It seems like every other person on UC Berkeley’s campus this summer has been on a campus tour. On these tours, visitors and prospective students learn lots of critical information about our school, but the most important topic covered is probably campus trivia. Curious? Here are five UC Berkeley trivia facts you might’ve missed on your campus tour.
We’ve got bears of all sizes.
Ever wondered where you can find the biggest and smallest bears on campus? At 10 feet tall, the bear statue in front of California Memorial Stadium (across from Haas) is one of the biggest on campus. Further west, nestled in the details of the balcony railing just above the main entrance to South Hall, sits the tiniest bear. Take bets with your friends on who can find it first!
Real bear cubs preceded Oski.
Before we had Oski, we’d use real live bear cubs as our mascot at big events. The last real bear graced the football field in 1941. After that, Oski stepped into his role as the official mascot. He may not be a literal baby bear, but we still love him.
The Campanile is big. Like, really big.
You might’ve already known that the Campanile, officially named Sather Tower, is significantly taller than Hoover Tower (take that, Stanford). But did you know that it’s actually the third-tallest bell tower in the entire world? Plus, its carillon consists of an impressive 61 bells, the biggest of which weighs a whopping 10,500 pounds. That’s the one that we hear tolling on each hour.

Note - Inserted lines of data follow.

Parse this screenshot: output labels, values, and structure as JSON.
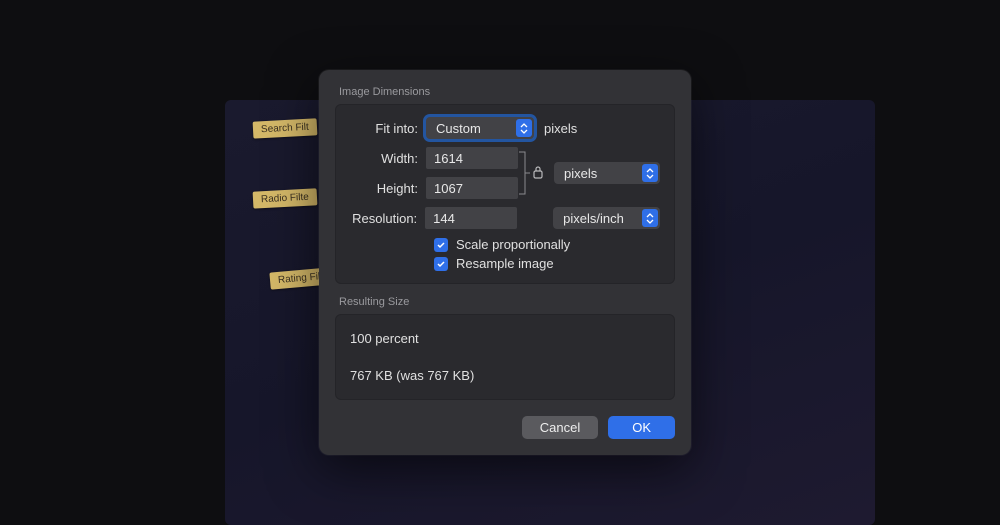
{
  "background": {
    "tags": [
      "Search Filt",
      "Radio Filte",
      "Rating Filt"
    ]
  },
  "dialog": {
    "dimensions": {
      "title": "Image Dimensions",
      "fit_into_label": "Fit into:",
      "fit_into_value": "Custom",
      "fit_into_unit": "pixels",
      "width_label": "Width:",
      "width_value": "1614",
      "height_label": "Height:",
      "height_value": "1067",
      "wh_unit": "pixels",
      "resolution_label": "Resolution:",
      "resolution_value": "144",
      "resolution_unit": "pixels/inch",
      "scale_label": "Scale proportionally",
      "resample_label": "Resample image"
    },
    "result": {
      "title": "Resulting Size",
      "percent": "100 percent",
      "size": "767 KB (was 767 KB)"
    },
    "buttons": {
      "cancel": "Cancel",
      "ok": "OK"
    }
  }
}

There’s stuff hidden everywhere.
You wouldn’t be able to tell by looking at it, but the Campanile houses a bunch of fossils excavated by the department of integrative biology over the years. On the other side of campus, thousands of artifacts belonging to the Phoebe A. Hearst Museum of Anthropology are stored underground beneath the museum. Included is the second-largest collection of human remains in the world — just underneath Hearst Gym’s North Pool lie the bones of hundreds of Native Americans.

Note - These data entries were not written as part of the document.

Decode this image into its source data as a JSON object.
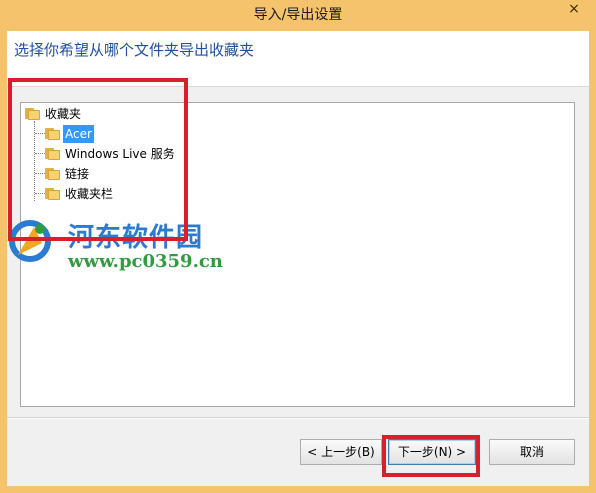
{
  "window": {
    "title": "导入/导出设置",
    "close_glyph": "×"
  },
  "header": {
    "instruction": "选择你希望从哪个文件夹导出收藏夹"
  },
  "tree": {
    "root": {
      "label": "收藏夹",
      "icon": "folder-icon"
    },
    "children": [
      {
        "label": "Acer",
        "icon": "folder-icon",
        "selected": true
      },
      {
        "label": "Windows Live 服务",
        "icon": "folder-icon",
        "selected": false
      },
      {
        "label": "链接",
        "icon": "folder-icon",
        "selected": false
      },
      {
        "label": "收藏夹栏",
        "icon": "folder-icon",
        "selected": false
      }
    ]
  },
  "buttons": {
    "back": "< 上一步(B)",
    "next": "下一步(N) >",
    "cancel": "取消"
  },
  "watermark": {
    "site_name": "河东软件园",
    "url": "www.pc0359.cn"
  },
  "colors": {
    "frame": "#f5c36b",
    "header_text": "#1f4fa6",
    "selection": "#3399ff",
    "annotation": "#d8202c",
    "watermark_blue": "#2a7bd1",
    "watermark_green": "#2e9c3f"
  }
}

We’ve got a creepy system of subterranean steam tunnels.
Have you ever stepped over a grate on campus and gotten a surprise attack from that mysterious underground steam? Those grates lead to underground steam tunnels that were originally built to generate power for the campus. During a protest in the 1960s, students locked the door of the chancellor’s office from the outside, trapping him inside. With no other choice, the chancellor allegedly escaped the building through these underground steam tunnels.
To jaded students, this campus can sometimes seem dreary. But when we consider all its quirks, we’re reminded that our campus is more than just home to the libraries we pull all-nighters in. So next time you’re walking to class, try to look at the campus the way you did when you took your first tour. Stay curious. There’s always more trivia to learn.